▶ Data listing:

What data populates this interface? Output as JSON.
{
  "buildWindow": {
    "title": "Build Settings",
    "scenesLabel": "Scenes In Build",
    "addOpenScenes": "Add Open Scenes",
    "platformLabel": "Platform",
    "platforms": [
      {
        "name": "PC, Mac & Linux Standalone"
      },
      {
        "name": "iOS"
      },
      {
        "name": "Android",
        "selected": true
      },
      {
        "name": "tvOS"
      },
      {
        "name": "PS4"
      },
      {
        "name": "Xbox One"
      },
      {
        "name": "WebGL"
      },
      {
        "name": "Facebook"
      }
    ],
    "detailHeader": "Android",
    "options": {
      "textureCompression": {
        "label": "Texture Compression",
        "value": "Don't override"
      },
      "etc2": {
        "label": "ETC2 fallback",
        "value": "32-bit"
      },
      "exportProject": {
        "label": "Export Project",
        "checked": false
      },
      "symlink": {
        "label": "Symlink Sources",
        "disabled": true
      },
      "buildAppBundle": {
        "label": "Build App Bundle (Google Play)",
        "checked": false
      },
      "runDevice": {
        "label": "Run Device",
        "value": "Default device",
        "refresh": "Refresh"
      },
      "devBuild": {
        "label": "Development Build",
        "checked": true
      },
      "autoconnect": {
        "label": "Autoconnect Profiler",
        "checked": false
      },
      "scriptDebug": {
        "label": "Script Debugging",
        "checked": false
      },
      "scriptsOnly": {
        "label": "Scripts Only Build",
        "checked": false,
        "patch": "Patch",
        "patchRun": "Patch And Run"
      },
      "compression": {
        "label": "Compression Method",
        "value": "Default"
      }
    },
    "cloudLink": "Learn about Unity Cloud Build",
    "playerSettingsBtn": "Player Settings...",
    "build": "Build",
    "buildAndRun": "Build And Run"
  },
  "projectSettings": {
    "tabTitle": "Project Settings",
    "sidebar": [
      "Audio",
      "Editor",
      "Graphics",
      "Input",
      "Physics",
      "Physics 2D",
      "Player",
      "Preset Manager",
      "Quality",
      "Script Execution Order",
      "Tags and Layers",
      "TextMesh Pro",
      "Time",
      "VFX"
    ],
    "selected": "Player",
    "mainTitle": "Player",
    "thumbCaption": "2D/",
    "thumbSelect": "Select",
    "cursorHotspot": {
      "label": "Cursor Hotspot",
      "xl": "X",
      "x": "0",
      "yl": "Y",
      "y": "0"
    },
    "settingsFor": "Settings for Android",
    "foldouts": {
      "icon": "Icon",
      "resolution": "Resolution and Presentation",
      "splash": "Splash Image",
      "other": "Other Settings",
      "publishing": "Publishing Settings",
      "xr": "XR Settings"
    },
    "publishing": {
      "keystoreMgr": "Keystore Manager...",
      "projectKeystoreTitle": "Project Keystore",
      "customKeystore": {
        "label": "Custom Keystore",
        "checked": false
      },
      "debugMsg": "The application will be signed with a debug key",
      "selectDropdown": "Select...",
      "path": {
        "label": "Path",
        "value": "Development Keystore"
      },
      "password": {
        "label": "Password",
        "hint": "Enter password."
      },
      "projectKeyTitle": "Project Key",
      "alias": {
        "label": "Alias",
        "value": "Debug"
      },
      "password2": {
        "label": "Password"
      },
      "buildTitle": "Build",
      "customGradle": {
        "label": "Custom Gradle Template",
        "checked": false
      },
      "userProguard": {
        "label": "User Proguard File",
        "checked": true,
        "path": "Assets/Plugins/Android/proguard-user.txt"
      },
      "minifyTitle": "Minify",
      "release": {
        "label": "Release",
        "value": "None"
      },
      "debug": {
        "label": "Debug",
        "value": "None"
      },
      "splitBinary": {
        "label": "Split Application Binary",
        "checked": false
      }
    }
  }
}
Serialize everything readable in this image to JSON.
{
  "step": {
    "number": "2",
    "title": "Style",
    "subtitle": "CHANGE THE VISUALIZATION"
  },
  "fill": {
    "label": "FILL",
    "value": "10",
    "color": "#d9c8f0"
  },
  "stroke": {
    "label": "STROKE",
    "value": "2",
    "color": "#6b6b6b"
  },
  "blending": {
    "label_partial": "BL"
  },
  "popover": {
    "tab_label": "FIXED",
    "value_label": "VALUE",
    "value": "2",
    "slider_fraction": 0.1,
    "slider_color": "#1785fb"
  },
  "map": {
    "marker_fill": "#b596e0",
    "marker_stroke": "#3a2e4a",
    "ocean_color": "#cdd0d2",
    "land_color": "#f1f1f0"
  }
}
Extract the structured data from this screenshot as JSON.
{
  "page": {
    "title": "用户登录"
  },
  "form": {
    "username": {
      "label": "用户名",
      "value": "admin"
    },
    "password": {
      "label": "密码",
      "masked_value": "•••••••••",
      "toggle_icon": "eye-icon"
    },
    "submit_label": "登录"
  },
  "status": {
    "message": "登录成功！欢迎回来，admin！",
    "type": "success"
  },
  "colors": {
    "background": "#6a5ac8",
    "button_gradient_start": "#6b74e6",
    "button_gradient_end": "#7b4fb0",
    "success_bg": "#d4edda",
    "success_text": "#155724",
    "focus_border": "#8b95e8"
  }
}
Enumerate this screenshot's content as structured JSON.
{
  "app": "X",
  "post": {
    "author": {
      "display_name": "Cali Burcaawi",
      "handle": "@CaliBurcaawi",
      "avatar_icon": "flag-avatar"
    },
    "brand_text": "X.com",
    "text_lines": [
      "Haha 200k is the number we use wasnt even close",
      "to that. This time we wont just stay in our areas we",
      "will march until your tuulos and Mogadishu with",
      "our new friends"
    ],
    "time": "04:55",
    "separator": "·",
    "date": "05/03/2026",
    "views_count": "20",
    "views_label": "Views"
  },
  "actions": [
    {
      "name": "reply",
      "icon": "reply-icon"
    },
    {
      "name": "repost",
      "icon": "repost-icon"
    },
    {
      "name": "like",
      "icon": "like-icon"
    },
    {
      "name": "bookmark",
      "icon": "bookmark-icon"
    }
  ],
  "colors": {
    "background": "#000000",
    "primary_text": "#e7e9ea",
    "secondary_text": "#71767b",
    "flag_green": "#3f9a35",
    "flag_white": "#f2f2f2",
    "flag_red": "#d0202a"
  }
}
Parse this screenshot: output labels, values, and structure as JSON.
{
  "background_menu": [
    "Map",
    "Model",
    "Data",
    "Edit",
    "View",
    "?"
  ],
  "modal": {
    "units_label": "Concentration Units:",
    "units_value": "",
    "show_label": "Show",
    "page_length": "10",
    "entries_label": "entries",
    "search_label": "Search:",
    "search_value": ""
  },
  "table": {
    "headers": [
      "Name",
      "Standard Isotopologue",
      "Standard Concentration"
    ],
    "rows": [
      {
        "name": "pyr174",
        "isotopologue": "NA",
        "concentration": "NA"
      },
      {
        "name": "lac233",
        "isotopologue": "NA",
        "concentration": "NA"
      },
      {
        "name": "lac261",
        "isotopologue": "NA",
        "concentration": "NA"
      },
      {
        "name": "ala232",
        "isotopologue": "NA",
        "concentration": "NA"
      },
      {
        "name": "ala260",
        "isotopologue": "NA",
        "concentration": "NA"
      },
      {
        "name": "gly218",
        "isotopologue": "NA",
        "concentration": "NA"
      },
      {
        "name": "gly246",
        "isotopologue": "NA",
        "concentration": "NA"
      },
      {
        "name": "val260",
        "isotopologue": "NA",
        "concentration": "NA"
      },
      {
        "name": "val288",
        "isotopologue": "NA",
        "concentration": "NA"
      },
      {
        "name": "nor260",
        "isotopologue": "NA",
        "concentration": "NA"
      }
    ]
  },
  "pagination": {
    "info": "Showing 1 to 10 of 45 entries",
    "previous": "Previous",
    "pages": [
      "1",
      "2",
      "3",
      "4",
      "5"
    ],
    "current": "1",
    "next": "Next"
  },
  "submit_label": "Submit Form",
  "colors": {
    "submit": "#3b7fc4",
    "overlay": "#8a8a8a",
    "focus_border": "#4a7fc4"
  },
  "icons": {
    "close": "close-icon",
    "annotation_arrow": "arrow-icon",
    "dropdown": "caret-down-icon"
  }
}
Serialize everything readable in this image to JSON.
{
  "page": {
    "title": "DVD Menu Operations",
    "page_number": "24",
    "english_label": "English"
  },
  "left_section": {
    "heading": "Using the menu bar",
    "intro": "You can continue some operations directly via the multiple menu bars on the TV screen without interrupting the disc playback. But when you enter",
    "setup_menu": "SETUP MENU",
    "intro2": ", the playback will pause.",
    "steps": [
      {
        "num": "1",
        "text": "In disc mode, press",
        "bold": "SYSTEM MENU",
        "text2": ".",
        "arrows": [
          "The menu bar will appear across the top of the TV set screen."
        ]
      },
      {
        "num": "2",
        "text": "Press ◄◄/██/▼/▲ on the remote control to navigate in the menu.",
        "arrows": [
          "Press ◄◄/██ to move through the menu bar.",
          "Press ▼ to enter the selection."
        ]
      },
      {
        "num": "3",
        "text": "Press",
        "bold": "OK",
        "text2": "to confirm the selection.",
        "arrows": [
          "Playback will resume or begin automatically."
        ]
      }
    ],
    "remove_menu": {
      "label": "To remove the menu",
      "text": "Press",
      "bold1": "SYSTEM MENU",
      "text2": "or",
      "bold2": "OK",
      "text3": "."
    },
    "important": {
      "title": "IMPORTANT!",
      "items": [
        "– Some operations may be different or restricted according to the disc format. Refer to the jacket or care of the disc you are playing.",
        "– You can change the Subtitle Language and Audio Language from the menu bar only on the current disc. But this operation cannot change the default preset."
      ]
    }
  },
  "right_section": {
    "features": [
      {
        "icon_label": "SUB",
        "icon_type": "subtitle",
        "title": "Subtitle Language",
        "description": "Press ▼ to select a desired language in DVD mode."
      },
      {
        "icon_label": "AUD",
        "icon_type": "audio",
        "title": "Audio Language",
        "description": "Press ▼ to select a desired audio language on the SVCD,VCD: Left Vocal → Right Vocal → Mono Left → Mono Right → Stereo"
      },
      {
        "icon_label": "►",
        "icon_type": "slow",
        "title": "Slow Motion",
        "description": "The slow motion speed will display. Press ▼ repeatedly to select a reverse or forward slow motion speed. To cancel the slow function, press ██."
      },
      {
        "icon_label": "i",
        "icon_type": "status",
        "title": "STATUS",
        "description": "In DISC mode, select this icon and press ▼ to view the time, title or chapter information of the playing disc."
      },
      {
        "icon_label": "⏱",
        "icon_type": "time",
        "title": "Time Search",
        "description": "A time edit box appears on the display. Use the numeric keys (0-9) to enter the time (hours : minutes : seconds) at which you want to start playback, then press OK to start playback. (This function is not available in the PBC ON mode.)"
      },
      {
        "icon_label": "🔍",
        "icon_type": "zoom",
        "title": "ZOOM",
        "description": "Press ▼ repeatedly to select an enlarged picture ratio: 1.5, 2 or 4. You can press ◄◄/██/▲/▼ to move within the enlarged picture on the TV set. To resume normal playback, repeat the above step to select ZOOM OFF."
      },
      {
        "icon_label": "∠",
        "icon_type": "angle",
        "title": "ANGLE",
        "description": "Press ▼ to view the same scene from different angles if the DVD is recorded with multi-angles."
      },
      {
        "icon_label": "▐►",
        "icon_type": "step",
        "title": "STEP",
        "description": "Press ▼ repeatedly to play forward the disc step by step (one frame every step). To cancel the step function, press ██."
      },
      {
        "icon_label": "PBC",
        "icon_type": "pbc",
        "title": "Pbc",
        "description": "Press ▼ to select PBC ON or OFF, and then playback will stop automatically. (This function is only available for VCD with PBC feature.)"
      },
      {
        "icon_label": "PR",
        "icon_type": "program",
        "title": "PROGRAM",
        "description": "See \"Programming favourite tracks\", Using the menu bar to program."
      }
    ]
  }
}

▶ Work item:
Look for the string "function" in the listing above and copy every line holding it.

▶ Answer below:
        "description": "The slow motion speed will display. Press ▼ repeatedly to select a reverse or forward slow motion speed. To cancel the slow function, press ██."
        "description": "A time edit box appears on the display. Use the numeric keys (0-9) to enter the time (hours : minutes : seconds) at which you want to start playback, then press OK to start playback. (This function is not available in the PBC ON mode.)"
        "description": "Press ▼ repeatedly to play forward the disc step by step (one frame every step). To cancel the step function, press ██."
        "description": "Press ▼ to select PBC ON or OFF, and then playback will stop automatically. (This function is only available for VCD with PBC feature.)"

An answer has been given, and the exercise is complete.